Did a Clinton advisor promote ‘birtherism’? Emails show only that he pushed other stories on Obama and Kenya
When Jim Asher, formerly the investigative editor in the Washington bureau of the McClatchy newspaper chain, tweeted Thursday that a former longtime aide to Hillary and Bill Clinton had “told me in person #Obama born in #kenya,” he set off yet another in the seemingly endless side debates over who is to blame for which seamy aspect of contemporary politics.
Evidence on the question is ambiguous.
Asher’s account about his conversations with Sidney Blumenthal has become a hot issue among political activists since last week, when Donald Trump finally admitted the falseness of the so-called birther theories that he pushed for more than five years.
As part of their statement announcing his climb-down, Trump’s aides pushed another false narrative — that it was Hillary Clinton’s 2008 campaign that had started the questioning of where Obama was born and whether he met the constitutional test for being president.
There is no evidence that Clinton or her campaign ever raised that question, and her campaign fired one aide in Iowa who did circulate an email raising the issue. Some supporters of Clinton’s, however, certainly did raise the issue with reporters during the final stretch of the 2008 Democratic primary.
Blumenthal, whose penchant for spinning dark hypotheses long ago earned him the nickname “grassy knoll” — a reference to Kennedy assassination conspiracy theories — did not work for the 2008 campaign. But he has been close to both Clintons since Bill Clinton’s first presidential bid in 1992, so he would be more than just a random, unhappy Clinton supporter.
As a result, Asher’s statement provided grist for the Trump campaign’s position.
Blumenthal has denied Asher’s account.
Asher, in a statement, said that “on the birther issue, I recall my conversation with Blumenthal clearly,” but “I have nothing in writing memorializing that conversation.”
The written records that do exist and the recollections of people involved at the time leave the question unsettled.
Asher, who subsequently was McClatchy’s Washington bureau chief for five years, met with Blumenthal one day in the spring of 2008 at the McClatchy office in Washington, Asher recalled.
Two emails from that period show that Blumenthal sent tips to Asher about potential Kenya-related stories critical of Obama. But they do not include anything involving Obama’s birth.
A March 17, 2008, email said:

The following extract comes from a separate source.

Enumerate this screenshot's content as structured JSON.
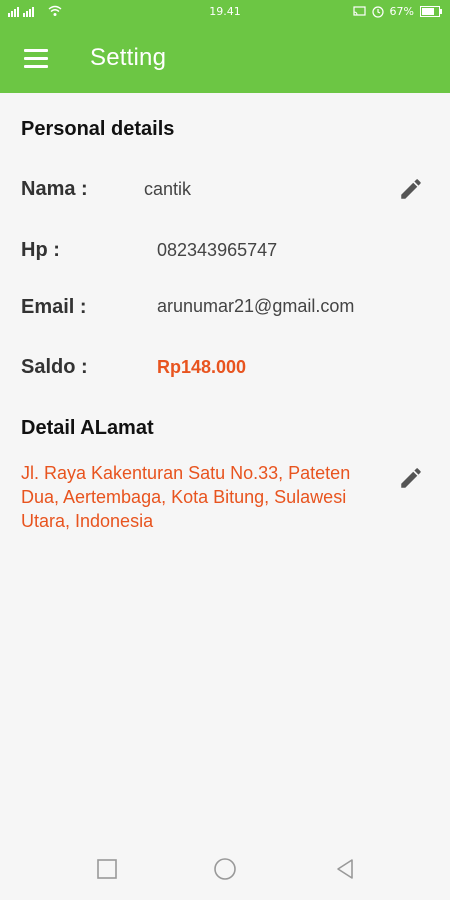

“Jim: On Kenya, your person in the field might look into the impact there of Obama’s public comments about his father. I’m told by State Dept officials that Obama publicly derided his father on his visit there and that was regarded as embarrassing and crossing the line by Kenyans for whom respect for elders (especially the father, especially a Muslim father, in a patrilineal society) is considered sacrosanct. Sidney.”
A second email, Asher said, involved possible “connections between Obama and Raila Odinga, who had described himself as Obama’s cousin and would run for president of Kenya” and links between Odinga and “controversial Muslim groups.”

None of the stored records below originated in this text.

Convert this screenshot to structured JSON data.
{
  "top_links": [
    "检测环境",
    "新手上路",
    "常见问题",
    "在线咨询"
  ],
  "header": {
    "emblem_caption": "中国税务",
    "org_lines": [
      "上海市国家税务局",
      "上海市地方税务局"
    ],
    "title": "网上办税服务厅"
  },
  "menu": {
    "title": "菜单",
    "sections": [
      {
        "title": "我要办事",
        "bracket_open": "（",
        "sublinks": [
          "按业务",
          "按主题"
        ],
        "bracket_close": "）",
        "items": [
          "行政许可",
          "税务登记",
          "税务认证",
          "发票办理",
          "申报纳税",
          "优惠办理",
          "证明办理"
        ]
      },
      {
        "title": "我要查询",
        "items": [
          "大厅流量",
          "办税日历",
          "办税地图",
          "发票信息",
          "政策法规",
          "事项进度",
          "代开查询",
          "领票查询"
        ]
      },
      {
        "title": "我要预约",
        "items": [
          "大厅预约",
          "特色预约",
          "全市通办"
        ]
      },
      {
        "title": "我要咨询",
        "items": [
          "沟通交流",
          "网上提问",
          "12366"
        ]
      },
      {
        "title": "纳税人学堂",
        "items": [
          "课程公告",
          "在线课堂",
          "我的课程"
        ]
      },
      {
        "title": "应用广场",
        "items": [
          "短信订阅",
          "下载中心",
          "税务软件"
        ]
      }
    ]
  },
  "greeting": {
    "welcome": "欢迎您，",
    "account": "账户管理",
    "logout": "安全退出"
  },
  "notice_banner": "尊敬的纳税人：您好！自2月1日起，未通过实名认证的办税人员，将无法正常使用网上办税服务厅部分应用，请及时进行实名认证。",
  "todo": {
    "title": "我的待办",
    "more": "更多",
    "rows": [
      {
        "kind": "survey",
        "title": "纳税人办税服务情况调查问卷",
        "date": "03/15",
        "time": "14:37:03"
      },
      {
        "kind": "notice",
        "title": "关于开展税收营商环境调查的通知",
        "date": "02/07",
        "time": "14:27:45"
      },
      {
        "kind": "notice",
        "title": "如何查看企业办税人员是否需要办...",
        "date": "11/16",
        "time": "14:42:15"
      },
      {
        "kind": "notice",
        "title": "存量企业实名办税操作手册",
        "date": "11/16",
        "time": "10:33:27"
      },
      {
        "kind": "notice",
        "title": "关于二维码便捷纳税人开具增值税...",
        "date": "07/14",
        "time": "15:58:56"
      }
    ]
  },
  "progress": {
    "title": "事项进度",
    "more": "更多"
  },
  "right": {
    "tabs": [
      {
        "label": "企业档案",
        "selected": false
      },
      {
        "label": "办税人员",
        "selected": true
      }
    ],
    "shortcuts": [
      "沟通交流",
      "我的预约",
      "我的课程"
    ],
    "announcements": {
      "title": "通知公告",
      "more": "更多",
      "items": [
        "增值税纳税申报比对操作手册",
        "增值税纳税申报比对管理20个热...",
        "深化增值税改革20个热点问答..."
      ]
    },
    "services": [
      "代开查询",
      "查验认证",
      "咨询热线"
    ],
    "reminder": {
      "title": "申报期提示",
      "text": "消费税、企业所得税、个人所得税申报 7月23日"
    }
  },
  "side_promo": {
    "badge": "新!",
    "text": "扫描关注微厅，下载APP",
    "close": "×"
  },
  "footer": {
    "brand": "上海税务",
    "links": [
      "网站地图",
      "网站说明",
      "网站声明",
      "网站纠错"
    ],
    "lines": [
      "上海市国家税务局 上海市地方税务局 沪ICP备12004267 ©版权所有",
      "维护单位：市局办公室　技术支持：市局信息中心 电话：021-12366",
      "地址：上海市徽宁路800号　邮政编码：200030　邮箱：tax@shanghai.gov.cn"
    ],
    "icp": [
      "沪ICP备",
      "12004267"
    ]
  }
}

The “person in the field” at the time was McClatchy’s Nairobi-based correspondent, Shashank Bengali, who is now a foreign correspondent for The Times. He looked into Blumenthal’s tips at the time and found they did not check out.

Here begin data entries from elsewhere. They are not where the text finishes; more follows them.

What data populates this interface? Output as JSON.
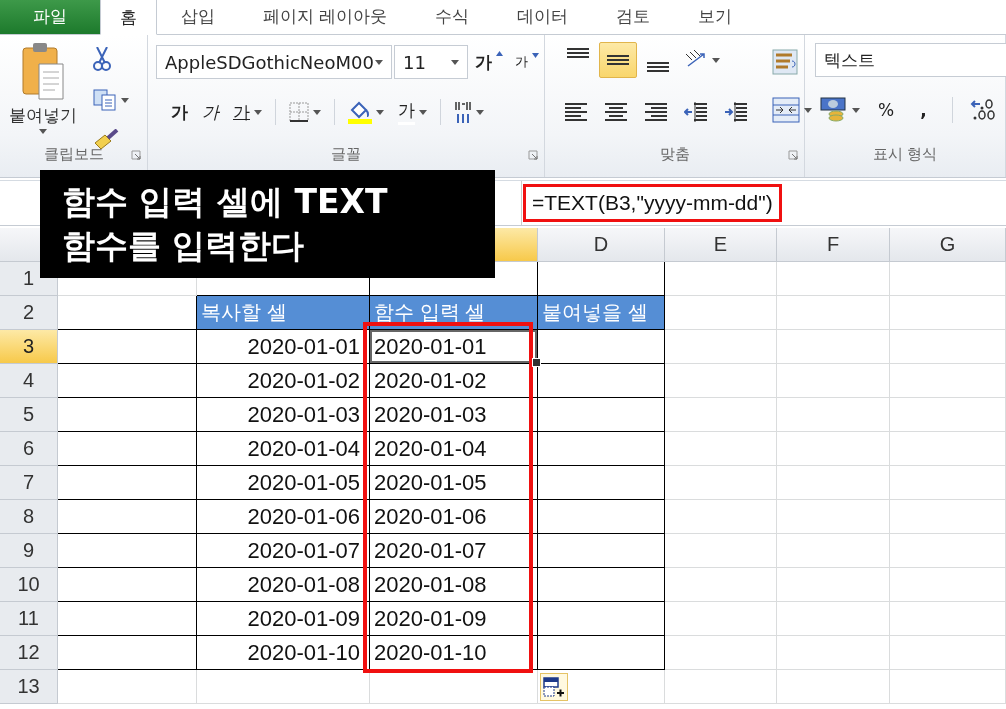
{
  "tabs": [
    {
      "label": "파일",
      "kind": "file",
      "selected": false
    },
    {
      "label": "홈",
      "kind": "tab",
      "selected": true
    },
    {
      "label": "삽입",
      "kind": "tab",
      "selected": false
    },
    {
      "label": "페이지 레이아웃",
      "kind": "tab",
      "selected": false
    },
    {
      "label": "수식",
      "kind": "tab",
      "selected": false
    },
    {
      "label": "데이터",
      "kind": "tab",
      "selected": false
    },
    {
      "label": "검토",
      "kind": "tab",
      "selected": false
    },
    {
      "label": "보기",
      "kind": "tab",
      "selected": false
    }
  ],
  "ribbon": {
    "clipboard": {
      "label": "클립보드",
      "paste_label": "붙여넣기"
    },
    "font": {
      "label": "글꼴",
      "font_name": "AppleSDGothicNeoM00",
      "font_size": "11",
      "grow": "가",
      "shrink": "가",
      "styles": [
        {
          "label": "가",
          "kind": "bold"
        },
        {
          "label": "가",
          "kind": "italic"
        },
        {
          "label": "가",
          "kind": "underline"
        }
      ],
      "font_color": "가"
    },
    "alignment": {
      "label": "맞춤",
      "vertical": [
        {
          "kind": "top",
          "selected": false
        },
        {
          "kind": "middle",
          "selected": true
        },
        {
          "kind": "bottom",
          "selected": false
        }
      ]
    },
    "number": {
      "label": "표시 형식",
      "format": "텍스트",
      "percent": "%",
      "comma": ","
    }
  },
  "formula_bar": {
    "formula": "=TEXT(B3,\"yyyy-mm-dd\")"
  },
  "sheet": {
    "columns": [
      "D",
      "E",
      "F",
      "G"
    ],
    "row_numbers": [
      "1",
      "2",
      "3",
      "4",
      "5",
      "6",
      "7",
      "8",
      "9",
      "10",
      "11",
      "12",
      "13"
    ],
    "table": {
      "headers": [
        "복사할 셀",
        "함수 입력 셀",
        "붙여넣을 셀"
      ],
      "rows": [
        {
          "copy": "2020-01-01",
          "result": "2020-01-01",
          "selected": true
        },
        {
          "copy": "2020-01-02",
          "result": "2020-01-02",
          "selected": false
        },
        {
          "copy": "2020-01-03",
          "result": "2020-01-03",
          "selected": false
        },
        {
          "copy": "2020-01-04",
          "result": "2020-01-04",
          "selected": false
        },
        {
          "copy": "2020-01-05",
          "result": "2020-01-05",
          "selected": false
        },
        {
          "copy": "2020-01-06",
          "result": "2020-01-06",
          "selected": false
        },
        {
          "copy": "2020-01-07",
          "result": "2020-01-07",
          "selected": false
        },
        {
          "copy": "2020-01-08",
          "result": "2020-01-08",
          "selected": false
        },
        {
          "copy": "2020-01-09",
          "result": "2020-01-09",
          "selected": false
        },
        {
          "copy": "2020-01-10",
          "result": "2020-01-10",
          "selected": false
        }
      ]
    }
  },
  "callout": {
    "text": "함수 입력 셀에 TEXT\n함수를 입력한다"
  }
}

“Asher assigned me to look into everything related to Obama in Kenya,” Bengali said in an email.
“One of the things I researched was the false rumor that he was born in Kenya,” he said, “but I don’t remember where that tip came from.”
Bengali said that although Asher passed along some tips specifically attributed to Blumenthal, he did not recall any conversations in which Blumenthal’s name was linked to the birthplace issue.
“I can’t recall if we specifically discussed the birther claim,” he wrote Monday in an email to Asher, who contacted him after The Times and other news organizations asked Asher about his contacts with Blumenthal.
For more on Politics and Policy, follow me @DavidLauter
2:53 p.m.: This article was updated to add Asher’s subsequent title as bureau chief.
The article was first published at 2:30 p.m.
Get our Essential Politics newsletter
The latest news, analysis and insights from our politics teams from Sacramento to D.C.
You may occasionally receive promotional content from the Los Angeles Times.